Jon Sobrino is a Jesuit theologian from El Salvador and author of the award-winning two-volume work Jesus the Liberator and Christ the Liberator. In this sobering and prophetic theological volume, he takes a hard look at the suffering and violence afoot in the world through an examination of an earthquake in El Salvador, the terrorist attacks of September 11, and the bombing of Afghanistan and Iraq.
Although the first question that springs out of the mouths of those troubled by such massive injustice and barbarity is "Where is God?", Sobrino takes a far more daring approach by discussing human cruelty, indifference, and inequality. The parable that best illustrates the tenor of the times is the one about the rich man and Lazarus (Luke 16:19-31). Those in the affluent West think the planet belongs to them, while the rest of the human family the poor, victimized majorities have no other choice than to wait for leftovers, the crumbs that fall from the table of the haves. This inequality is bad in normal circumstances but it becomes unconscionable when thousands die in earthquakes and tsunamis, in attacks on civilians, and in civil wars where no one cares about the senseless slaughter of men, women, and children.

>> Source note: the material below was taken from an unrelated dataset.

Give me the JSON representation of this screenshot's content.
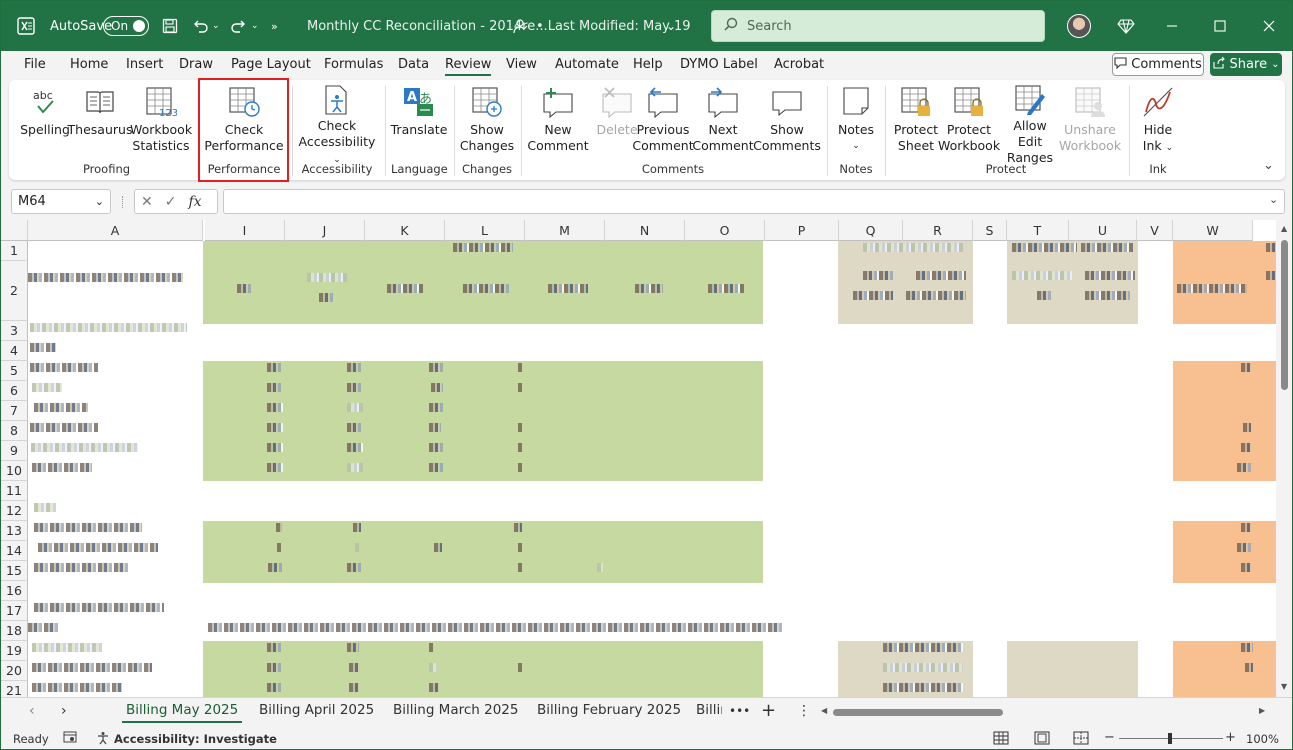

According to the experts in such matters, two billion human beings have no place to live with a minimum of dignity and safety. Sobrino quotes Gustavo Gutierrez, another liberation theologian, who shakes us up with the dreaded question: "Where will the poor sleep in the twenty-first century?" The poor are being displaced by war, natural disasters, and failing economies. When we turn away from them, we are not mirroring the loving actions of Jesus, who spent most of his time and ministry with the poor (the sick, sinners and tax collectors, the dispossessed, and women).
Sobrino has some harsh things to say about the American empire and those who are terrorized by anti-human structures. He sees signs of hope in the efforts of those who truly care for the poor and are trying to bring about the structural changes that will give them a better life. He sees the most uplifting signs of hope in what he calls "the immense reserve of primordial saintliness that exists in the Third World." You can see what he means by reading the excerpt from this important paperback.